Tuesday’s blast follows three other bombings by ISIS in Turkey last year that killed a total of 136 people and injured over 550 others. Following these attacks, both Germany and Russia issued more stringent travel restrictions on their citizens visiting the country.
"Future attacks are probably likely in the country, and it is possible that groups like IS will target tourists (while Kurdish and Marxist militant groups typically have targeted military and government facilities, it seems). Many tourists still visit Turkey without incident, though it is important for travelers to understand that Turkey has seen an uptick in attacks in the past year or so,” says Joseph Mroszczyk, Manager of Intelligence Products and Services for Global Rescue, a travel risk and crisis management firm.
"Prior to the most recent attacks, I believe the largest threat to tourists in Istanbul came from being caught up in violence surrounding a demonstration. However, the events on January 12th highlight a new level in the threat to Istanbul.”
Meanwhile, the country has also been dealing with escalating violence occurring between Turkish authorities and PKK Kurdish Militants.
Turkey’s southern border with Syria has been an increasingly worrisome area, with authorities struggling to control the flow of people between the two countries. This has increased the potential for members of Islamic State and other extremist groups to travel from Syria and Iraq, into Europe.
However the Turkish government has gone to great lengths to protect their citizens and visitors alike from potential attacks. Metal detectors and security checks are in operation in many museums, attractions and shopping malls, while police patrol the popular tourist attractions.
Sadly, religious buildings such as mosques or churches, do not have such measures in place and open public spaces, such as the square in the Sultanahmet district where the bombing took place, are inherently hard to police.
The U.S State Department warns that future attacks are likely, specifically those targeting Westerners.

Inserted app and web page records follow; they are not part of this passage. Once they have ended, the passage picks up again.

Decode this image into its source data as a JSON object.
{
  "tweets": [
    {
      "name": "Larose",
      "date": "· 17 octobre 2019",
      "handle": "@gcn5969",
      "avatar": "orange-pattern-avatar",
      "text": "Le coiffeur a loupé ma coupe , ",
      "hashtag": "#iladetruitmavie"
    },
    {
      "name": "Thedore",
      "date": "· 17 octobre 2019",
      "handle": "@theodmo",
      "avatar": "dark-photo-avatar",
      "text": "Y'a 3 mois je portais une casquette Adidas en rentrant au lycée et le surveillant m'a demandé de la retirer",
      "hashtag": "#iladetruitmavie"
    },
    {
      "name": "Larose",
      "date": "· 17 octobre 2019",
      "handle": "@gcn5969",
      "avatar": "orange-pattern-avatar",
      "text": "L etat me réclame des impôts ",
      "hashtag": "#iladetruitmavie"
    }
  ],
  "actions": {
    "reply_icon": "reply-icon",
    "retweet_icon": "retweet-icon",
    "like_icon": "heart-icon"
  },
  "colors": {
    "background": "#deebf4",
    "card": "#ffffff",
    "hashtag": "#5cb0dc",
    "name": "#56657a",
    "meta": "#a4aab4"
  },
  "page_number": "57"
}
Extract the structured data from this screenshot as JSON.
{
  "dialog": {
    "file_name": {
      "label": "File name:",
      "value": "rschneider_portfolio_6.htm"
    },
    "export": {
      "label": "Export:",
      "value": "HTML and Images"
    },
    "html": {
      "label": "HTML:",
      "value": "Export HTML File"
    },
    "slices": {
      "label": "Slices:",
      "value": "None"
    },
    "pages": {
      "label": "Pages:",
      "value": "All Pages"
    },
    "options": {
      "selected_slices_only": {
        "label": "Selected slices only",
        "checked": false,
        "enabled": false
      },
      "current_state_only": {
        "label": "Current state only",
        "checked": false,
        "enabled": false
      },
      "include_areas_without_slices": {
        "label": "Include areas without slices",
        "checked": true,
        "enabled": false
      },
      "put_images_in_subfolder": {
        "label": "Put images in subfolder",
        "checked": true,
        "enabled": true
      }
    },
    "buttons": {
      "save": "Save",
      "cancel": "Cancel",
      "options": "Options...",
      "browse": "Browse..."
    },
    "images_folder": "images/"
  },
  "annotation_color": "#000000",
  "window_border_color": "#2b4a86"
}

“Due to a record of past terrorist attacks in Turkey and a continuing threat from both transnational and indigenous groups, the threat level for the possibility of further terrorist attacks against U.S citizens and interests remains critical,” they wrote on their website.
“As security is increased at official U.S facilities, terrorists may seek alternative targets, including facilities where U.S citizens and Westerners are known to live, congregate, shop or visit.”
If you are currently in Istanbul, or planning to travel to the city, there are several things you can do to maximize your safety. The U.S State Department suggests to:
- Keep a low profile, remain vigilant with regards to your personal security and excursive good judgement.
- Follow local and international news to keep up to date on current events.
- Avoid protests and political gatherings.
- Enroll in the Smart Traveller Enrollment Program (STEP) to receive up to date information and make it easier to reach you in the case of an emergency.
In the event of an emergency, contact the State Department at 1-888-407-4747 toll-free within the United States and Canada, or via a regular toll line, 1-202-501-4444, from other countries. Alternatively, call the U.S Embassy in Ankara on +90 312 455 555.